Your goal.
Which lines of the records below contain the string "marker"? Report each of them.

*** Recorded data Section Begins ***

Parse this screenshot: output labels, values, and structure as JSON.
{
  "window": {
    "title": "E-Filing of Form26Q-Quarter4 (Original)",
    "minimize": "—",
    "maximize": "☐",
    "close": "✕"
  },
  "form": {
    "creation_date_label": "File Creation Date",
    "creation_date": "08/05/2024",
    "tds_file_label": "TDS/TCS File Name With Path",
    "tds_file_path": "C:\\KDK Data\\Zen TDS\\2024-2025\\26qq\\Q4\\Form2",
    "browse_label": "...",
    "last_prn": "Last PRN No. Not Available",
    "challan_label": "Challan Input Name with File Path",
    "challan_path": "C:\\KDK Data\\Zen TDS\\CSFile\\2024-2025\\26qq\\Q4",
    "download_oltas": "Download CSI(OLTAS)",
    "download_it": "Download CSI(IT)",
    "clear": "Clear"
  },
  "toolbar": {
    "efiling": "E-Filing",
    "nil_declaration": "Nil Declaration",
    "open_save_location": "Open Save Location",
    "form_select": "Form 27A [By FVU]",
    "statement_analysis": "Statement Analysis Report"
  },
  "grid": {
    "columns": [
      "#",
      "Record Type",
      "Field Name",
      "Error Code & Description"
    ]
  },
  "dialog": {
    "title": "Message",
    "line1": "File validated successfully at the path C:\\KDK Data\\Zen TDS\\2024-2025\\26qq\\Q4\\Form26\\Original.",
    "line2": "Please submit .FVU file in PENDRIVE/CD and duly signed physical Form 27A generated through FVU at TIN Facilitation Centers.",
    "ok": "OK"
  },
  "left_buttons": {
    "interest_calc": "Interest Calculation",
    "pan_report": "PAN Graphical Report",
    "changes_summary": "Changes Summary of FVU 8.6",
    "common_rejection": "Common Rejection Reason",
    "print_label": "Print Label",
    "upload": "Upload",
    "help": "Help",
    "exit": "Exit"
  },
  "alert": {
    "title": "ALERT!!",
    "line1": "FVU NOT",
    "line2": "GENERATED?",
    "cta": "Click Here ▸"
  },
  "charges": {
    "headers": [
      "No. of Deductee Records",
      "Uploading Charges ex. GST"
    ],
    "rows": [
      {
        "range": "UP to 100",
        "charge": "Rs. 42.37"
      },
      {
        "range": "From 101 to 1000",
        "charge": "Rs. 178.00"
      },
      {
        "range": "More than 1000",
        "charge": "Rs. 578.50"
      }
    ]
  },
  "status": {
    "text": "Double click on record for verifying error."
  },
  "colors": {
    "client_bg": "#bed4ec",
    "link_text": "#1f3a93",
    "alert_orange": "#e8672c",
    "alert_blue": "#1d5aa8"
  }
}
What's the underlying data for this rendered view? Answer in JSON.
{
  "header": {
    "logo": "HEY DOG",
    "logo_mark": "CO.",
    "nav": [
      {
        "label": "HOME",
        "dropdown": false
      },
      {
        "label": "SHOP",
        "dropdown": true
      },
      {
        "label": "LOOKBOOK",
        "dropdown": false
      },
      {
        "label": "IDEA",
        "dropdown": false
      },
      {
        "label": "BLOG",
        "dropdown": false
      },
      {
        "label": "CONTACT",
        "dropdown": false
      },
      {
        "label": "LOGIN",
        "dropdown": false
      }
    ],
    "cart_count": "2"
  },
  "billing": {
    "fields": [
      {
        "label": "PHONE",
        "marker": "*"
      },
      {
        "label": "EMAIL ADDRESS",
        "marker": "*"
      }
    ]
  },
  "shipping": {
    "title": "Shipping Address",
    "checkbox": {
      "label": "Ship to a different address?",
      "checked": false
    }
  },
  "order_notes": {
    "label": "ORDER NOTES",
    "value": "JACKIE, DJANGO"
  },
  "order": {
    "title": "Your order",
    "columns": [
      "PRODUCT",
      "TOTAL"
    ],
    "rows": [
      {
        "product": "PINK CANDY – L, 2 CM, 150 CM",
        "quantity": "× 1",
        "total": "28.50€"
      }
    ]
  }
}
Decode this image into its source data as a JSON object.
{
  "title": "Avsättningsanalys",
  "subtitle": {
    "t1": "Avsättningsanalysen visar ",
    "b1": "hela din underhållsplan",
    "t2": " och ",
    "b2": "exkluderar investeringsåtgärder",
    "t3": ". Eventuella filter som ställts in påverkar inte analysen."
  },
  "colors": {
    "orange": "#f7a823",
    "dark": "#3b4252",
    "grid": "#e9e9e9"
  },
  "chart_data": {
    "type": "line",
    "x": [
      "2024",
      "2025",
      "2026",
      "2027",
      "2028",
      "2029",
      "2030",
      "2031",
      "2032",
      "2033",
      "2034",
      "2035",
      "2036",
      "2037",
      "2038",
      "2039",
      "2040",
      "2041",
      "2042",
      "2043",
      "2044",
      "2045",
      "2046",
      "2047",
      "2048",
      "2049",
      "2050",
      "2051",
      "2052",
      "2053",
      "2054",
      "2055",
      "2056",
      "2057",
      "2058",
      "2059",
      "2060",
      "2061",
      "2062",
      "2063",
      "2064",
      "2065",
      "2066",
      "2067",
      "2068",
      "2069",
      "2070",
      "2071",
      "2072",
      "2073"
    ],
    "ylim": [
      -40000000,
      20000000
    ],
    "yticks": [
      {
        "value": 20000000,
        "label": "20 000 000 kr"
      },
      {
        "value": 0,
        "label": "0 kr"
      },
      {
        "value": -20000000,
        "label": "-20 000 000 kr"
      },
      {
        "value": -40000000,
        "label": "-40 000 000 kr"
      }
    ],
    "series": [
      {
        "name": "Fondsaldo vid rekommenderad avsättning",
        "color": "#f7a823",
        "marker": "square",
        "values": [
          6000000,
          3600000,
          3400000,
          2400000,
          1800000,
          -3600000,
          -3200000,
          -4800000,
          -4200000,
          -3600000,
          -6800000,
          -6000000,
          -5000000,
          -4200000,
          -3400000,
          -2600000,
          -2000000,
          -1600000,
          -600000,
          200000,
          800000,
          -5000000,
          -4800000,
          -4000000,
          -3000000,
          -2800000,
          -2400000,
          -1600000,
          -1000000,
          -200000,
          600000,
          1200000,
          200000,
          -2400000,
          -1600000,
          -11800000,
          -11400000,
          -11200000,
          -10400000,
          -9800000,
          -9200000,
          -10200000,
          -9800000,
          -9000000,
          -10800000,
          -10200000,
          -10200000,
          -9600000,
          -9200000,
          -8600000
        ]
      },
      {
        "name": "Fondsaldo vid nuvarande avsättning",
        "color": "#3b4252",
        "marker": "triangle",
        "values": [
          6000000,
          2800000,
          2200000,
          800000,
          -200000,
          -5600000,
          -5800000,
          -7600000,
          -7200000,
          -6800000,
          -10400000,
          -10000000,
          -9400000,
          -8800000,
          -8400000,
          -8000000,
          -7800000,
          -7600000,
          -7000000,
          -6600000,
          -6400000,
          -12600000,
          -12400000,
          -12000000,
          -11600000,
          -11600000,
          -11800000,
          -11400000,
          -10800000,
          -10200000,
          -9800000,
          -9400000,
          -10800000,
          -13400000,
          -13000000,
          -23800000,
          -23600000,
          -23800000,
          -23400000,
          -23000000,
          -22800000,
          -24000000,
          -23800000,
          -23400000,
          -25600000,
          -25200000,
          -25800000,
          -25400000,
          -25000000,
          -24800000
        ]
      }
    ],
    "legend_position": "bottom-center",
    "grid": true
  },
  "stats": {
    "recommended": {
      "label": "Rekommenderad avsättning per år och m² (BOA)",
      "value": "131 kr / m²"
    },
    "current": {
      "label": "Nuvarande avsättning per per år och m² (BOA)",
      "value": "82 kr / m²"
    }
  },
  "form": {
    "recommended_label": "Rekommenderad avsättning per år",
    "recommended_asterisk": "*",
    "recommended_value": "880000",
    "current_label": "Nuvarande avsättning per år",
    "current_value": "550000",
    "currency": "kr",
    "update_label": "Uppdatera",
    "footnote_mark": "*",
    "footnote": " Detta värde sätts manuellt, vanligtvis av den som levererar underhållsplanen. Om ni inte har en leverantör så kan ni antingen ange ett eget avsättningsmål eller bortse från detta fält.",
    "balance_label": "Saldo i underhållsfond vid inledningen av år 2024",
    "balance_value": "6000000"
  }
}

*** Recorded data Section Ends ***

Answer area.
        "marker": "*"
        "marker": "*"
        "marker": "square",
        "marker": "triangle",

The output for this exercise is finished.